Re: France, Germany and Austria house the most offenders
Not sure about France, but Germany and Austria have a track record of rigorous enforcement, even under the Directive, so it's likely that this affects the position, rather than it being merely due to them having "most offenders".
Here in Blighty, the ICO seems to be concentrating on high profile data breaches and can be surprisingly tolerant of abuses of data subject rights that haven't resulted in data leakage. Here are a couple of examples:
Under DPA 1998 I reported a business that issued "fitness for work" certificates for posting the certificates online for collection, entirely unprotected other than by a unique URL, but was told by the ICO that this was OK unless I could prove that unauthorised access had occurred. The case officer actually suggested I should attempt to do so to prove my point (thereby of course committing an offence under the Computer Misuse Act).

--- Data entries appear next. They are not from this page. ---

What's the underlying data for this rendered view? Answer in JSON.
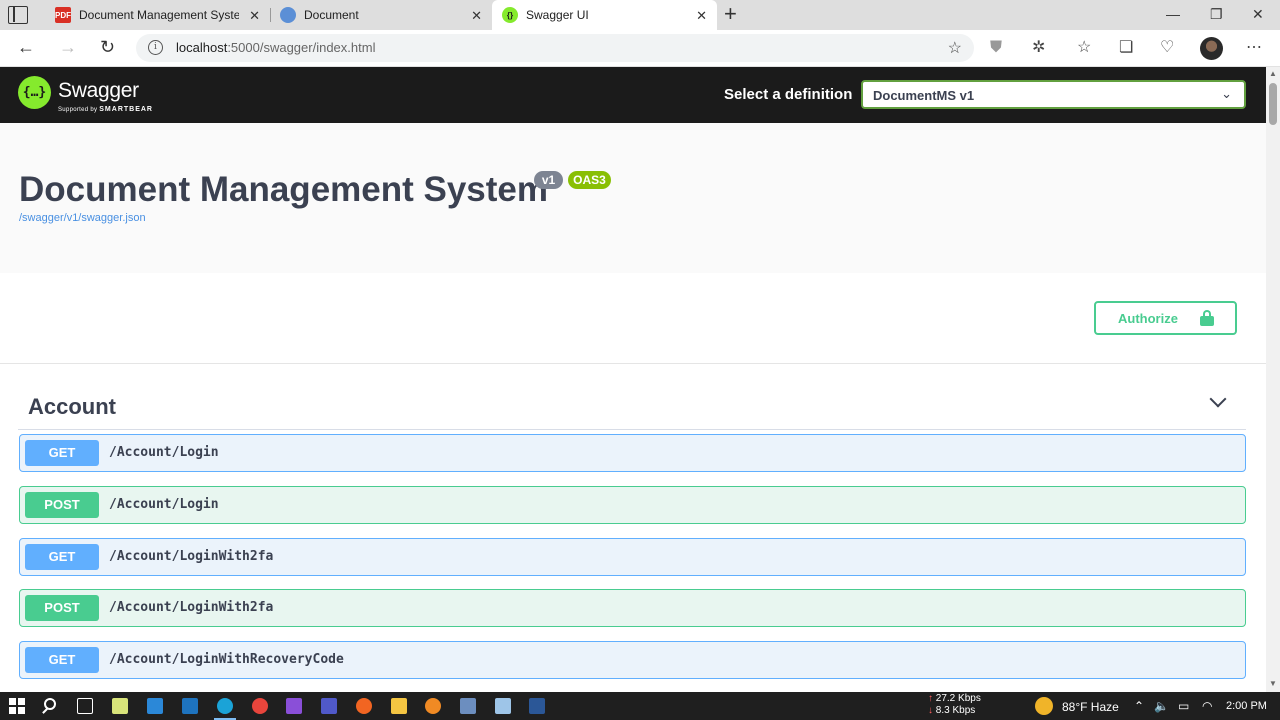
{
  "browser": {
    "tabs": [
      {
        "title": "Document Management System",
        "favicon": "pdf-icon",
        "active": false
      },
      {
        "title": "Document",
        "favicon": "cloud-icon",
        "active": false
      },
      {
        "title": "Swagger UI",
        "favicon": "swagger-icon",
        "active": true
      }
    ],
    "url_host": "localhost",
    "url_path": ":5000/swagger/index.html"
  },
  "swagger": {
    "brand": "Swagger",
    "brand_sub_prefix": "Supported by",
    "brand_sub": "SMARTBEAR",
    "definition_label": "Select a definition",
    "definition_value": "DocumentMS v1"
  },
  "info": {
    "title": "Document Management System",
    "version_badge": "v1",
    "oas_badge": "OAS3",
    "spec_url": "/swagger/v1/swagger.json"
  },
  "auth": {
    "button_label": "Authorize"
  },
  "tag": {
    "name": "Account",
    "operations": [
      {
        "method": "GET",
        "path": "/Account/Login"
      },
      {
        "method": "POST",
        "path": "/Account/Login"
      },
      {
        "method": "GET",
        "path": "/Account/LoginWith2fa"
      },
      {
        "method": "POST",
        "path": "/Account/LoginWith2fa"
      },
      {
        "method": "GET",
        "path": "/Account/LoginWithRecoveryCode"
      }
    ]
  },
  "taskbar": {
    "net_up": "27.2 Kbps",
    "net_down": "8.3 Kbps",
    "weather": "88°F  Haze",
    "time": "2:00 PM"
  },
  "colors": {
    "get": "#61affe",
    "post": "#49cc90",
    "topbar": "#1b1b1b",
    "title": "#3b4151"
  }
}
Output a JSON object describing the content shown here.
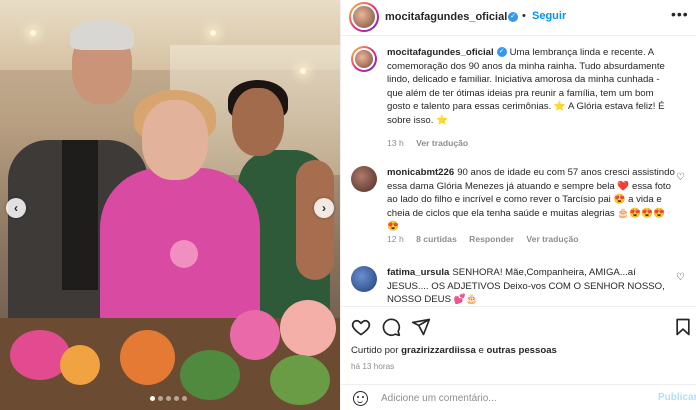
{
  "post": {
    "username": "mocitafagundes_oficial",
    "separator": "•",
    "follow_label": "Seguir",
    "more_label": "•••"
  },
  "caption": {
    "username": "mocitafagundes_oficial",
    "text": "Uma lembrança linda e recente. A comemoração dos 90 anos da minha rainha. Tudo absurdamente lindo, delicado e familiar. Iniciativa amorosa da minha cunhada - que além de ter ótimas ideias pra reunir a família, tem um bom gosto e talento para essas cerimônias. ⭐ A Glória estava feliz! É sobre isso. ⭐",
    "time": "13 h",
    "translation_label": "Ver tradução"
  },
  "comments": [
    {
      "username": "monicabmt226",
      "text": "90 anos de idade eu com 57 anos cresci assistindo essa dama Glória Menezes já atuando e sempre bela ❤️ essa foto ao lado do filho e incrível e como rever o Tarcísio pai 😍 a vida e cheia de ciclos que ela tenha saúde e muitas alegrias 🎂😍😍😍😍",
      "time": "12 h",
      "likes": "8 curtidas",
      "reply_label": "Responder",
      "translation_label": "Ver tradução"
    },
    {
      "username": "fatima_ursula",
      "text": "SENHORA! Mãe,Companheira, AMIGA...aí JESUS.... OS ADJETIVOS Deixo-vos COM O SENHOR NOSSO, NOSSO DEUS 💕🎂"
    }
  ],
  "liked_by": {
    "prefix": "Curtido por",
    "user": "grazirizzardiissa",
    "suffix": "e",
    "others": "outras pessoas"
  },
  "posted_time": "há 13 horas",
  "comment_input": {
    "placeholder": "Adicione um comentário...",
    "publish_label": "Publicar"
  },
  "icons": {
    "verified": "verified-badge-icon",
    "like": "heart-icon",
    "comment": "comment-icon",
    "share": "share-icon",
    "save": "bookmark-icon",
    "emoji": "emoji-icon"
  },
  "colors": {
    "link_blue": "#0095f6",
    "verified_blue": "#3897f0",
    "secondary_text": "#8e8e8e",
    "publish_disabled": "#b2dffc"
  },
  "carousel": {
    "prev_label": "‹",
    "next_label": "›",
    "slide_count": 5,
    "active_slide": 1
  }
}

More recently, I have been informed by a case officer (presumably representing the ICO officially) that it's OK for a data controller to conceal processing on the basis of "legitimate interest from a data subject. The actual decision was that "examples" of such processing are "sufficient".

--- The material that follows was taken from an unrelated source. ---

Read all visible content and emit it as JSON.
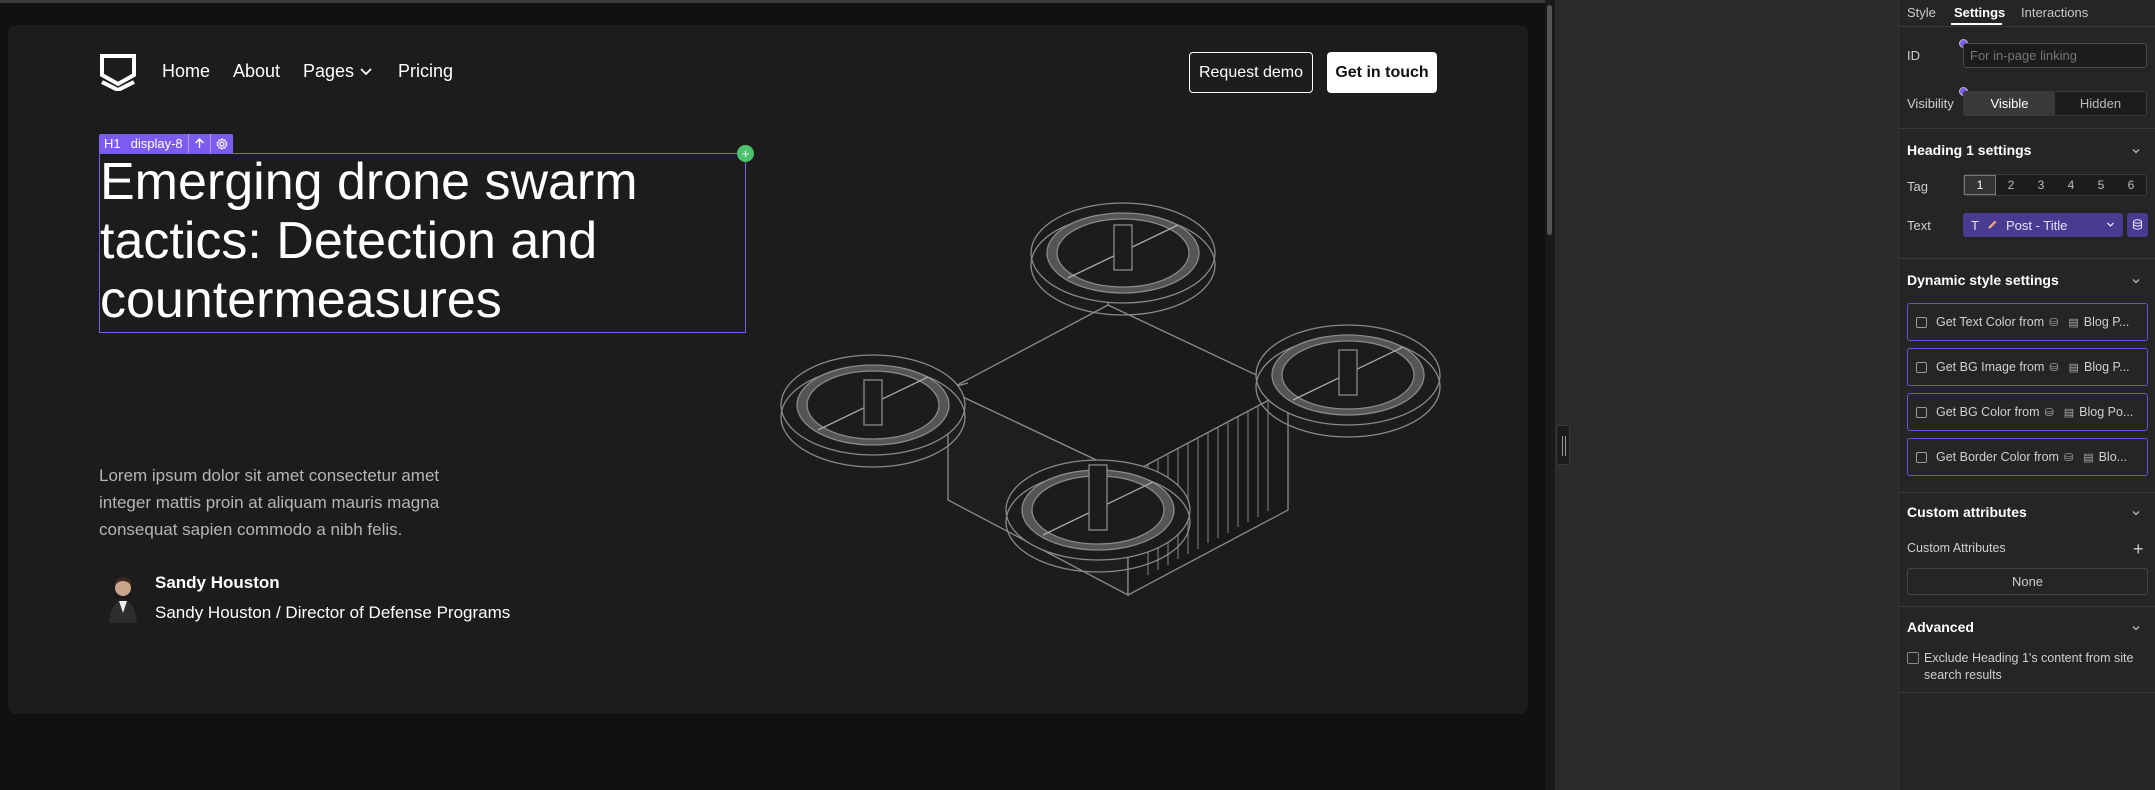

I'm not a lawyer, but it seems to me that as processing on the basis of legitimate interest confers on the data subject a right to object to the specific processing, merely providing "examples" denies the data subject the ability to object to processing that is not used as an "example".
Taking such examples together with the appalling standard of almost all "privacy policies", we don't seem to be taking the GDPR very seriously, and of course it's possible that from February we could even dismantle our parallel compliance under our own legislation.